“We had to use our little laptop computers and just kept turning them on to use a way to get to the light,” one worker said. 

“They kept people trying to work for a little bit but then even the team lead in there acknowledged that they could really smell the formalin building up so they let everybody out to the area by the desks which is outside the trimming room,” another worker at that location said. “But it wasn't long before they could start smelling it out there too. But then hours passed before people were allowed to go home.”

As Labcorp employees told me, how they are treated, and how that treatment could impact patients, has not erupted as a scandal only because people don’t see or think about it. One Labcorp employee said the entire world paid attention to the story of Elizabeth Holmes, who was sentenced to 11 years in prison for lying about the company’s ability to deliver reliable blood test results, because it was such an outrageous fraud, but that people should be concerned about working conditions at Labcorp, which potentially could impact more people.

“[Labcorp isn’t] knowingly trying to falsify results or anything,” the Labcorp worker said. “It’s just such a big, top heavy bureaucratic organization that a lot of mistakes were being made and a lot were not really being caught.”

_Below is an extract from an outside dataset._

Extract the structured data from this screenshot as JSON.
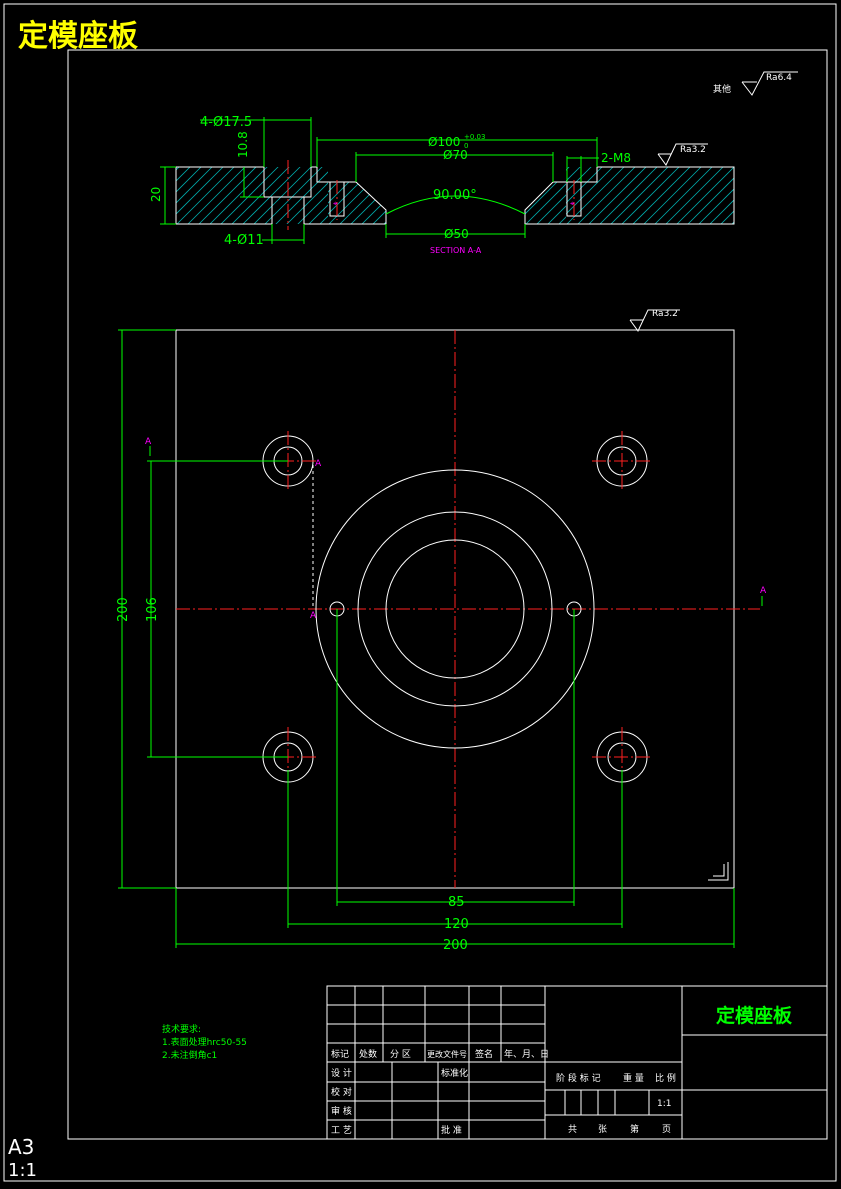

“I wish I could say I am surprised by it,” Sean Domnick, the lawyer who sued Labcorp in 2014 for failing to accurately read a pap smear of a woman who died from cervical cancer, said about current working conditions at Labcorp. “The profit motive that they have had has overwhelmed the accountability side of it. There have been some changes in technology in the last 10 years, but in my review of materials and belief, I don’t think that has alleviated the burden on the people who are out there. The technology just has them reading more slides every day.”